::: Source information
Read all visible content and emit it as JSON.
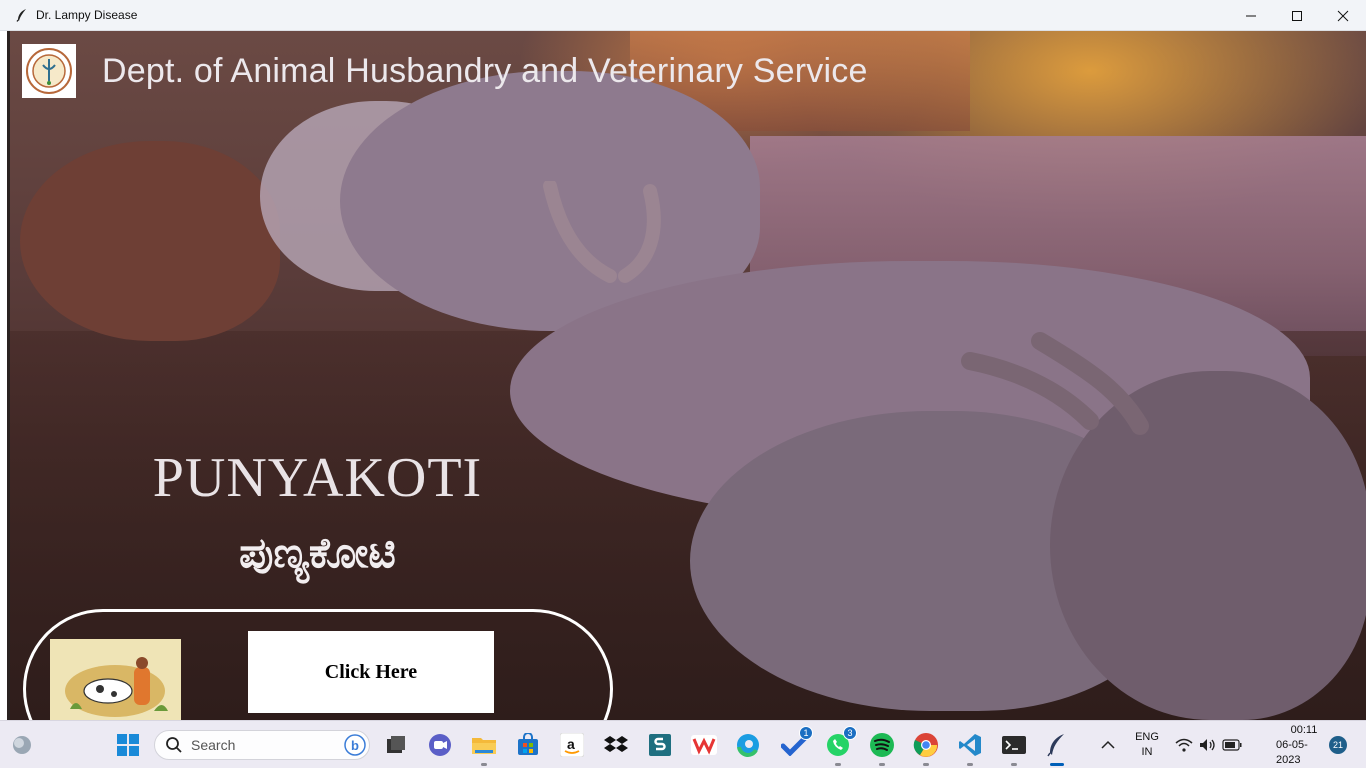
{
  "window": {
    "title": "Dr. Lampy Disease",
    "app_icon": "feather-icon",
    "controls": [
      "minimize-icon",
      "maximize-icon",
      "close-icon"
    ]
  },
  "header": {
    "title": "Dept. of Animal Husbandry and Veterinary Service",
    "logo_icon": "department-seal-logo"
  },
  "brand": {
    "name_en": "PUNYAKOTI",
    "name_kn": "ಪುಣ್ಯಕೋಟಿ"
  },
  "action": {
    "thumbnail_icon": "cow-and-farmer-illustration",
    "button_label": "Click Here"
  },
  "taskbar": {
    "search_placeholder": "Search",
    "apps": [
      {
        "name": "start-icon"
      },
      {
        "name": "task-view-icon"
      },
      {
        "name": "meet-icon"
      },
      {
        "name": "file-explorer-icon"
      },
      {
        "name": "store-icon"
      },
      {
        "name": "amazon-icon"
      },
      {
        "name": "dropbox-icon"
      },
      {
        "name": "slack-s-icon"
      },
      {
        "name": "wps-office-icon"
      },
      {
        "name": "edge-icon"
      },
      {
        "name": "todo-icon",
        "badge": "1"
      },
      {
        "name": "whatsapp-icon",
        "badge": "3"
      },
      {
        "name": "spotify-icon"
      },
      {
        "name": "chrome-icon"
      },
      {
        "name": "vscode-icon"
      },
      {
        "name": "terminal-icon"
      },
      {
        "name": "python-feather-icon"
      }
    ],
    "lang_line1": "ENG",
    "lang_line2": "IN",
    "time": "00:11",
    "date": "06-05-2023",
    "notifications": "21"
  },
  "colors": {
    "taskbar_bg": "#eceaf3",
    "titlebar_bg": "#f2f4f8",
    "accent": "#005fb8"
  }
}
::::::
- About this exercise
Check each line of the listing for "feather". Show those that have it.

- Response
    "app_icon": "feather-icon",
        "name": "python-feather-icon"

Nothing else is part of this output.